## Try it
Go over the records and copy every line with the string "analisis".

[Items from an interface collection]
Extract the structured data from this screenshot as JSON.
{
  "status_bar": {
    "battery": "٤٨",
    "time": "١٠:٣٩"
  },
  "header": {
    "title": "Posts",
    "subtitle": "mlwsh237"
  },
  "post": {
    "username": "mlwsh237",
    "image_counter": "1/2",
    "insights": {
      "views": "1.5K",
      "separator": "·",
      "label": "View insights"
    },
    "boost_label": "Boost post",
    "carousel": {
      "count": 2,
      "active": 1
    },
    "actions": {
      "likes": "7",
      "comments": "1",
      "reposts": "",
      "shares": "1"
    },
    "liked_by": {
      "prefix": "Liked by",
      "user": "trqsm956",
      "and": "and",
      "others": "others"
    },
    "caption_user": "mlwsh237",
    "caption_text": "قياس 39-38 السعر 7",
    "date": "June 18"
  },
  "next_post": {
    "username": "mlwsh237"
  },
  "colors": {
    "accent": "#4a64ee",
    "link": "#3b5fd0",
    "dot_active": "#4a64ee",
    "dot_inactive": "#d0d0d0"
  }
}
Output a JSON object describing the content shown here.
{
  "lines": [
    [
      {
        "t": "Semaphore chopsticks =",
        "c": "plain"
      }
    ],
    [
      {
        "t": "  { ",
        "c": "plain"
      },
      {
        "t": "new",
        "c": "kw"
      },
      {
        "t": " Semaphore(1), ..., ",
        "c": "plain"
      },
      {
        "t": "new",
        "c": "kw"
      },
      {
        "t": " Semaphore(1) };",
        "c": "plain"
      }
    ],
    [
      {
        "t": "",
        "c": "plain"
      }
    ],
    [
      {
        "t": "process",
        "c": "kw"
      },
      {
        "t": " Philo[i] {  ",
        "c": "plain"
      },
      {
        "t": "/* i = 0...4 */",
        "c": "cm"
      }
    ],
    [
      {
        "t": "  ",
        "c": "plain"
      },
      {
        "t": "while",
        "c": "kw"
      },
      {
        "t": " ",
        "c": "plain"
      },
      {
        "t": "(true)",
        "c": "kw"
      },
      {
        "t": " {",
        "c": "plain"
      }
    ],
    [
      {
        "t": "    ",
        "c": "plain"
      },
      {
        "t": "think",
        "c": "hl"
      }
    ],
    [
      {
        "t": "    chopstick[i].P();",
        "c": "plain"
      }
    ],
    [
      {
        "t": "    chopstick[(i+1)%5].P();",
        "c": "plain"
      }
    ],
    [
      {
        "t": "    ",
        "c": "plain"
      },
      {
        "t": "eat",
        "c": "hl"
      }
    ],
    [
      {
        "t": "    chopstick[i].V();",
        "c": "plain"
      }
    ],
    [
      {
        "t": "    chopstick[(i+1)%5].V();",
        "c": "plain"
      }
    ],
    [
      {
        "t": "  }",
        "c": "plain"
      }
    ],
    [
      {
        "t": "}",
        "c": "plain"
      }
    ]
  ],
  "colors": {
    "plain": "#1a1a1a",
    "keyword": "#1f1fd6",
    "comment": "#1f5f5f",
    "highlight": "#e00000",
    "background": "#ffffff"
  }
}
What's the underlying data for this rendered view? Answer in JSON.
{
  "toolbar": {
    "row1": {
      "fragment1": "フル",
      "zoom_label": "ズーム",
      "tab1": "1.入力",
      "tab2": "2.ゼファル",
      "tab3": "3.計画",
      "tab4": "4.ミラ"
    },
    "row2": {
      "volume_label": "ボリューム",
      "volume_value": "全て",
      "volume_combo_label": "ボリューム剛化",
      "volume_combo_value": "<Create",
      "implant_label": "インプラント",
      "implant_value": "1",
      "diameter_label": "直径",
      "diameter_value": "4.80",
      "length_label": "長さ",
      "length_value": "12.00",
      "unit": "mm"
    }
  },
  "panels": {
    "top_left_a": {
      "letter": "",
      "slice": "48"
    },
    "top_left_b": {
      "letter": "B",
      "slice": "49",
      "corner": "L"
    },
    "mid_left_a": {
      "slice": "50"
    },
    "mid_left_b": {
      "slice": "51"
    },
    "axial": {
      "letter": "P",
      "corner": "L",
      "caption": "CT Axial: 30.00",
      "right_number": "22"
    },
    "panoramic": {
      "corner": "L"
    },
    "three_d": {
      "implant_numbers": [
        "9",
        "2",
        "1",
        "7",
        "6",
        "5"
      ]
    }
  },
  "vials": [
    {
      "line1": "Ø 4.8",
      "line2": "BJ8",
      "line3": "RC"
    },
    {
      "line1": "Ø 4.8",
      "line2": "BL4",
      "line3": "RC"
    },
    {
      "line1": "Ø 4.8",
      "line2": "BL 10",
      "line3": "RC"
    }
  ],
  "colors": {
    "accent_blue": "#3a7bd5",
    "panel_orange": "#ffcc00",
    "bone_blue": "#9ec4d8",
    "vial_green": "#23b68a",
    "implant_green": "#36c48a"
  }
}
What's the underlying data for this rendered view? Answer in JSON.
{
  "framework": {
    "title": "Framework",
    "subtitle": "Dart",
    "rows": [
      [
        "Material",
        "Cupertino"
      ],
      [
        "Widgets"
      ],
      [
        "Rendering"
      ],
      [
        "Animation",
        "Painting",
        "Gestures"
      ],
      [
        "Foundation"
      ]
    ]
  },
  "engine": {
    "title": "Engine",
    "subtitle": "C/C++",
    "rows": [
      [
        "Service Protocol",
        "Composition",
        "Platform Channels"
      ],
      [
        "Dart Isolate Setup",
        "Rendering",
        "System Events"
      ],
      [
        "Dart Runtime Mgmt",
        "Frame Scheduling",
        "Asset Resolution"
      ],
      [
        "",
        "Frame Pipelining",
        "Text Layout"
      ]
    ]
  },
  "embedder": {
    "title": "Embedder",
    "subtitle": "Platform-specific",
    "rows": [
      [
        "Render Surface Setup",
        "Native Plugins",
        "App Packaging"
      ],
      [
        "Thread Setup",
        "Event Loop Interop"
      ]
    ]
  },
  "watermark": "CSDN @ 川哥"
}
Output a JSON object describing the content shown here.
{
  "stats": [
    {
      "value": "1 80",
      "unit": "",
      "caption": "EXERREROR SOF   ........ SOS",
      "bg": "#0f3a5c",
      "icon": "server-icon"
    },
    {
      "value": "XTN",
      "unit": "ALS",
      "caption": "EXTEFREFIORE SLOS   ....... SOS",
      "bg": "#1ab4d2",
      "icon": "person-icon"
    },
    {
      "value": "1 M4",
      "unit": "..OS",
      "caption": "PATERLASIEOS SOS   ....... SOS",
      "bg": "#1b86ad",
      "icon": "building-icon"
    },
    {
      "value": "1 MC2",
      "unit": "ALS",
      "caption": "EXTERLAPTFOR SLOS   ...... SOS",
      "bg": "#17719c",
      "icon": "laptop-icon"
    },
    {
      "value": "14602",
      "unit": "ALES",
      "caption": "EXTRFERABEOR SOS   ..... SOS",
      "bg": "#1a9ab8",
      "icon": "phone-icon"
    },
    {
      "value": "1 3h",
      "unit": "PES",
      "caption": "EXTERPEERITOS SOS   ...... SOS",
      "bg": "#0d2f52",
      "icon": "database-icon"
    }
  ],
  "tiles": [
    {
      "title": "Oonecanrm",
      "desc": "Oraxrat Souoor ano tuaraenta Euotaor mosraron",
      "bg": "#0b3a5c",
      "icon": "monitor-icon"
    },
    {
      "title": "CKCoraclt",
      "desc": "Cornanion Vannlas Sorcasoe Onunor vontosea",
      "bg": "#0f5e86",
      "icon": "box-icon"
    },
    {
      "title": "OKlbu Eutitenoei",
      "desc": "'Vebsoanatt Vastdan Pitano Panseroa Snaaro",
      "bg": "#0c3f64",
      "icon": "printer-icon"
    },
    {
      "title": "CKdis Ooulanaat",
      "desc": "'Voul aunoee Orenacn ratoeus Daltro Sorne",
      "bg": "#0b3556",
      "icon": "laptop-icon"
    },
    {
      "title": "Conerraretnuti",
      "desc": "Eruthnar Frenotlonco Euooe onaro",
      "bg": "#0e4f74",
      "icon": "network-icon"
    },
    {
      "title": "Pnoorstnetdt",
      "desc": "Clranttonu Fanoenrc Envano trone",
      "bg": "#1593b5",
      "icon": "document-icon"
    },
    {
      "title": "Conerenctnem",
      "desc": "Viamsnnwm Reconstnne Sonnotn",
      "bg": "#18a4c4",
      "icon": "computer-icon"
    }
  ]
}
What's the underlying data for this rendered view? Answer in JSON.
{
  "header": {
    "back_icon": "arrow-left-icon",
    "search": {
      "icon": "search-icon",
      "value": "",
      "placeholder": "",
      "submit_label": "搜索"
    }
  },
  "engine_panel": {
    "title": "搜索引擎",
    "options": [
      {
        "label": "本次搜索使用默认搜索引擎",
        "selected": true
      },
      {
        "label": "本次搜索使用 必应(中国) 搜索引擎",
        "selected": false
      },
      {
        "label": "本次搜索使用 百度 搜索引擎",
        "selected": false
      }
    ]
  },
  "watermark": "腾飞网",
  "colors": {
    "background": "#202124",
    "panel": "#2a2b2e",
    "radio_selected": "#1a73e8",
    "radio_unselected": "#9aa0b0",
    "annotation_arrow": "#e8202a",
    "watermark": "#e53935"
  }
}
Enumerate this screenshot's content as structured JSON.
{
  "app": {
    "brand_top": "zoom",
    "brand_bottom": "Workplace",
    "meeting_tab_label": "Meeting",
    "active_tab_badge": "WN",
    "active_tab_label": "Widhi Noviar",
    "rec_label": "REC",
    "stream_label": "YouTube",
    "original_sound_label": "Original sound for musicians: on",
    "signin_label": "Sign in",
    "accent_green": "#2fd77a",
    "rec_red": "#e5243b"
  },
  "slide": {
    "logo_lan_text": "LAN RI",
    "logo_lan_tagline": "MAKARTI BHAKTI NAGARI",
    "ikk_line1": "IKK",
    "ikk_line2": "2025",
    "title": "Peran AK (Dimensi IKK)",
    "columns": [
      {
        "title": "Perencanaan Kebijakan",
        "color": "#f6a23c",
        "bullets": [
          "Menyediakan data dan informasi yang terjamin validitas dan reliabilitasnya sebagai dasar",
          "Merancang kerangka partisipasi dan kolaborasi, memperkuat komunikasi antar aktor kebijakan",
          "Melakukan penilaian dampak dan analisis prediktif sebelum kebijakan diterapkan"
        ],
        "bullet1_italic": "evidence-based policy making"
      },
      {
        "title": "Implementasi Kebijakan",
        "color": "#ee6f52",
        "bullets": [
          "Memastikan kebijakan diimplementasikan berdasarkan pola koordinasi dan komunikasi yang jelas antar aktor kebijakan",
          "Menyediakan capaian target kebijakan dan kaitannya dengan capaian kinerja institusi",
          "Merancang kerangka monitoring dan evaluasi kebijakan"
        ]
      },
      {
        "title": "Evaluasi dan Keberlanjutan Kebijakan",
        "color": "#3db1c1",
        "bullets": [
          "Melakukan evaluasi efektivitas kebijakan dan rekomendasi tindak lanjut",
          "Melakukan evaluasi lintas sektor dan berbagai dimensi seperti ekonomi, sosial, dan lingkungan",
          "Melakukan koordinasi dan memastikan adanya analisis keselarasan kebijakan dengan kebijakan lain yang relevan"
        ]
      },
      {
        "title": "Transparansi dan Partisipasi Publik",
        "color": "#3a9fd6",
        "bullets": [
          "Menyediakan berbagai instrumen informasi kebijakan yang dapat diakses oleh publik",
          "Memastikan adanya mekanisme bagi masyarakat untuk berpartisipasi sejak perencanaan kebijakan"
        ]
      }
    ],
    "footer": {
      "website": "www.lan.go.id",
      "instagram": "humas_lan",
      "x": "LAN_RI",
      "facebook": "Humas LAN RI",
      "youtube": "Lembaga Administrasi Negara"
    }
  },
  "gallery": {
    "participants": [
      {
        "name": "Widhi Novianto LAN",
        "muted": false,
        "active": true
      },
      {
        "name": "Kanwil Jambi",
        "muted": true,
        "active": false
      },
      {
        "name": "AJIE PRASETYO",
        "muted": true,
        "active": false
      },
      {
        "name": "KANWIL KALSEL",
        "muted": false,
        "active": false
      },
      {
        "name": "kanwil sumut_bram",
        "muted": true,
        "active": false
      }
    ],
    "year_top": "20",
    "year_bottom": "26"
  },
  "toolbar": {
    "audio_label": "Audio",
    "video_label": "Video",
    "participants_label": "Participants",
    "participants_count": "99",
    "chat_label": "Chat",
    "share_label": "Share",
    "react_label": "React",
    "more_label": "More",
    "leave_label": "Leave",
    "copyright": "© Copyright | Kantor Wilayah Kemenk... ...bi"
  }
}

## Solution
          "Melakukan penilaian dampak dan analisis prediktif sebelum kebijakan diterapkan"
          "Melakukan koordinasi dan memastikan adanya analisis keselarasan kebijakan dengan kebijakan lain yang relevan"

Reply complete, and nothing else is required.